Leave the pictures out and give every entry again exactly.

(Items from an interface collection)
Content starts
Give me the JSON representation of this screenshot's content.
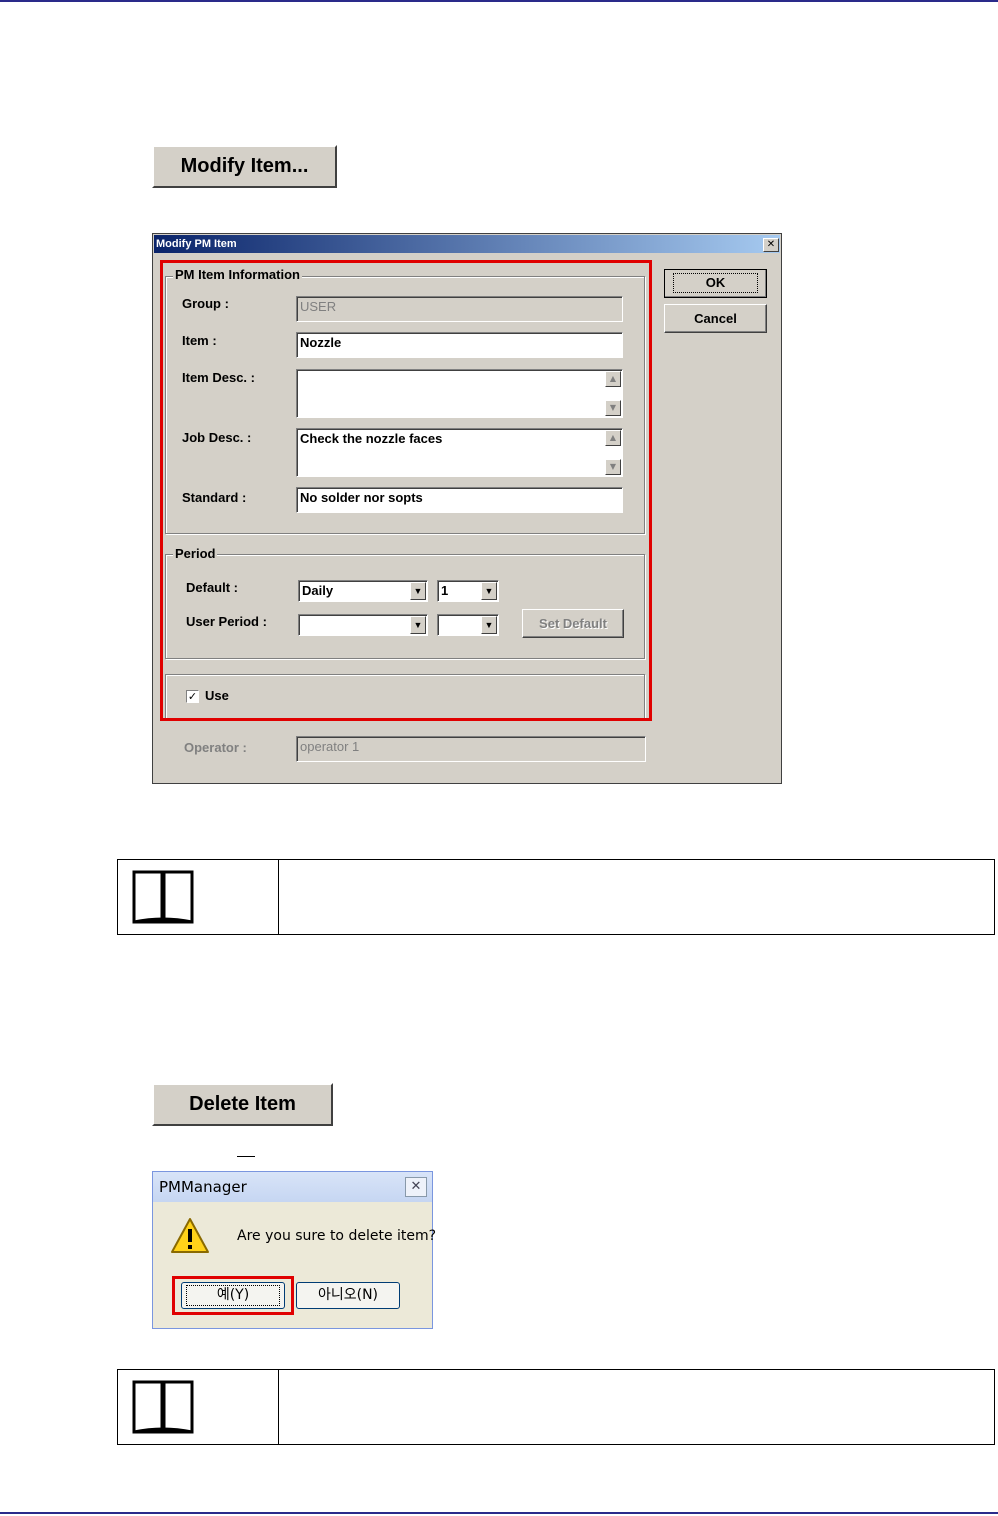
{
  "modify_button_label": "Modify Item...",
  "modify_dialog": {
    "title": "Modify PM Item",
    "close_glyph": "✕",
    "info_group_title": "PM Item Information",
    "group_label": "Group :",
    "group_value": "USER",
    "item_label": "Item :",
    "item_value": "Nozzle",
    "item_desc_label": "Item Desc. :",
    "item_desc_value": "",
    "job_desc_label": "Job Desc. :",
    "job_desc_value": "Check the nozzle faces",
    "standard_label": "Standard :",
    "standard_value": "No solder nor sopts",
    "period_group_title": "Period",
    "default_label": "Default :",
    "default_period": "Daily",
    "default_count": "1",
    "user_period_label": "User Period :",
    "user_period": "",
    "user_count": "",
    "set_default_label": "Set Default",
    "use_label": "Use",
    "use_checked": true,
    "operator_label": "Operator :",
    "operator_value": "operator 1",
    "ok_label": "OK",
    "cancel_label": "Cancel"
  },
  "delete_button_label": "Delete Item",
  "delete_dialog": {
    "title": "PMManager",
    "close_glyph": "✕",
    "message": "Are you sure to delete item?",
    "yes_label": "예(Y)",
    "no_label": "아니오(N)",
    "icon": "warning-icon"
  },
  "note_icon": "open-book-icon",
  "colors": {
    "highlight": "#e00000",
    "rule": "#2a2a8a",
    "dialog_face": "#d4d0c8"
  }
}
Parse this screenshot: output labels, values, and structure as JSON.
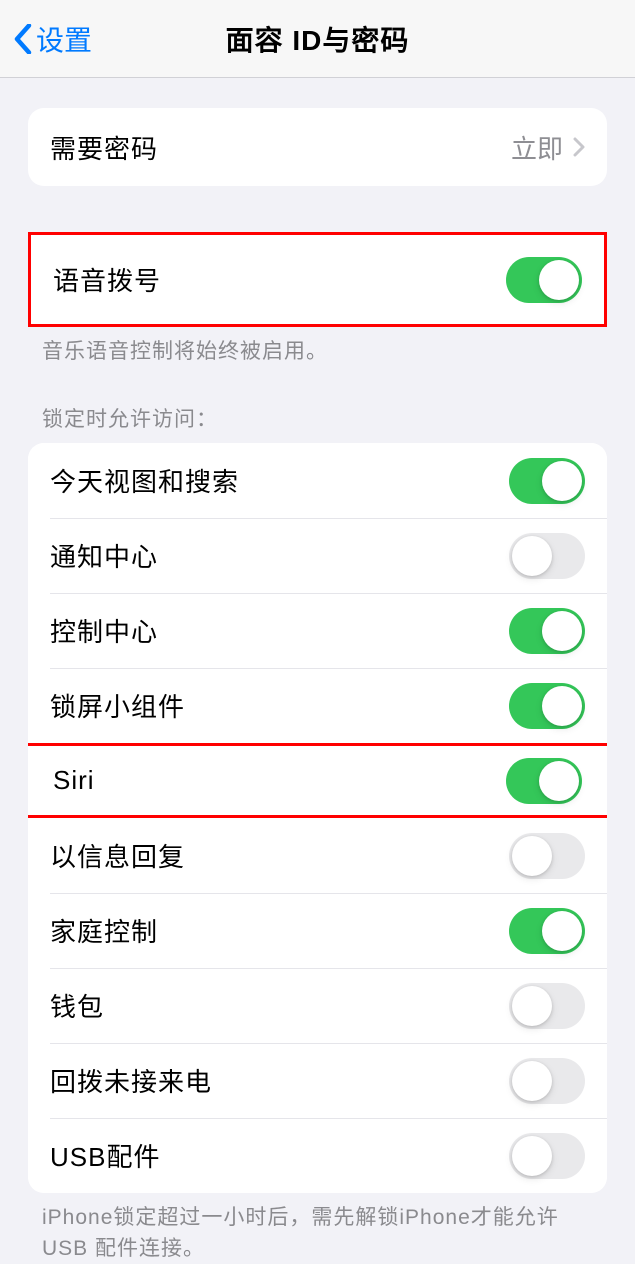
{
  "nav": {
    "back_label": "设置",
    "title": "面容 ID与密码"
  },
  "require_passcode": {
    "label": "需要密码",
    "value": "立即"
  },
  "voice_dial": {
    "label": "语音拨号",
    "enabled": true,
    "footer": "音乐语音控制将始终被启用。"
  },
  "allow_access": {
    "header": "锁定时允许访问：",
    "items": [
      {
        "label": "今天视图和搜索",
        "enabled": true,
        "highlighted": false
      },
      {
        "label": "通知中心",
        "enabled": false,
        "highlighted": false
      },
      {
        "label": "控制中心",
        "enabled": true,
        "highlighted": false
      },
      {
        "label": "锁屏小组件",
        "enabled": true,
        "highlighted": false
      },
      {
        "label": "Siri",
        "enabled": true,
        "highlighted": true
      },
      {
        "label": "以信息回复",
        "enabled": false,
        "highlighted": false
      },
      {
        "label": "家庭控制",
        "enabled": true,
        "highlighted": false
      },
      {
        "label": "钱包",
        "enabled": false,
        "highlighted": false
      },
      {
        "label": "回拨未接来电",
        "enabled": false,
        "highlighted": false
      },
      {
        "label": "USB配件",
        "enabled": false,
        "highlighted": false
      }
    ],
    "footer": "iPhone锁定超过一小时后，需先解锁iPhone才能允许USB 配件连接。"
  }
}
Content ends
* Answer box:
Give me the JSON representation of this screenshot's content.
{
  "modify_button_label": "Modify Item...",
  "modify_dialog": {
    "title": "Modify PM Item",
    "close_glyph": "✕",
    "info_group_title": "PM Item Information",
    "group_label": "Group :",
    "group_value": "USER",
    "item_label": "Item :",
    "item_value": "Nozzle",
    "item_desc_label": "Item Desc. :",
    "item_desc_value": "",
    "job_desc_label": "Job Desc. :",
    "job_desc_value": "Check the nozzle faces",
    "standard_label": "Standard :",
    "standard_value": "No solder nor sopts",
    "period_group_title": "Period",
    "default_label": "Default :",
    "default_period": "Daily",
    "default_count": "1",
    "user_period_label": "User Period :",
    "user_period": "",
    "user_count": "",
    "set_default_label": "Set Default",
    "use_label": "Use",
    "use_checked": true,
    "operator_label": "Operator :",
    "operator_value": "operator 1",
    "ok_label": "OK",
    "cancel_label": "Cancel"
  },
  "delete_button_label": "Delete Item",
  "delete_dialog": {
    "title": "PMManager",
    "close_glyph": "✕",
    "message": "Are you sure to delete item?",
    "yes_label": "예(Y)",
    "no_label": "아니오(N)",
    "icon": "warning-icon"
  },
  "note_icon": "open-book-icon",
  "colors": {
    "highlight": "#e00000",
    "rule": "#2a2a8a",
    "dialog_face": "#d4d0c8"
  }
}
Parse this screenshot: output labels, values, and structure as JSON.
{
  "nav": {
    "back_label": "设置",
    "title": "面容 ID与密码"
  },
  "require_passcode": {
    "label": "需要密码",
    "value": "立即"
  },
  "voice_dial": {
    "label": "语音拨号",
    "enabled": true,
    "footer": "音乐语音控制将始终被启用。"
  },
  "allow_access": {
    "header": "锁定时允许访问：",
    "items": [
      {
        "label": "今天视图和搜索",
        "enabled": true,
        "highlighted": false
      },
      {
        "label": "通知中心",
        "enabled": false,
        "highlighted": false
      },
      {
        "label": "控制中心",
        "enabled": true,
        "highlighted": false
      },
      {
        "label": "锁屏小组件",
        "enabled": true,
        "highlighted": false
      },
      {
        "label": "Siri",
        "enabled": true,
        "highlighted": true
      },
      {
        "label": "以信息回复",
        "enabled": false,
        "highlighted": false
      },
      {
        "label": "家庭控制",
        "enabled": true,
        "highlighted": false
      },
      {
        "label": "钱包",
        "enabled": false,
        "highlighted": false
      },
      {
        "label": "回拨未接来电",
        "enabled": false,
        "highlighted": false
      },
      {
        "label": "USB配件",
        "enabled": false,
        "highlighted": false
      }
    ],
    "footer": "iPhone锁定超过一小时后，需先解锁iPhone才能允许USB 配件连接。"
  }
}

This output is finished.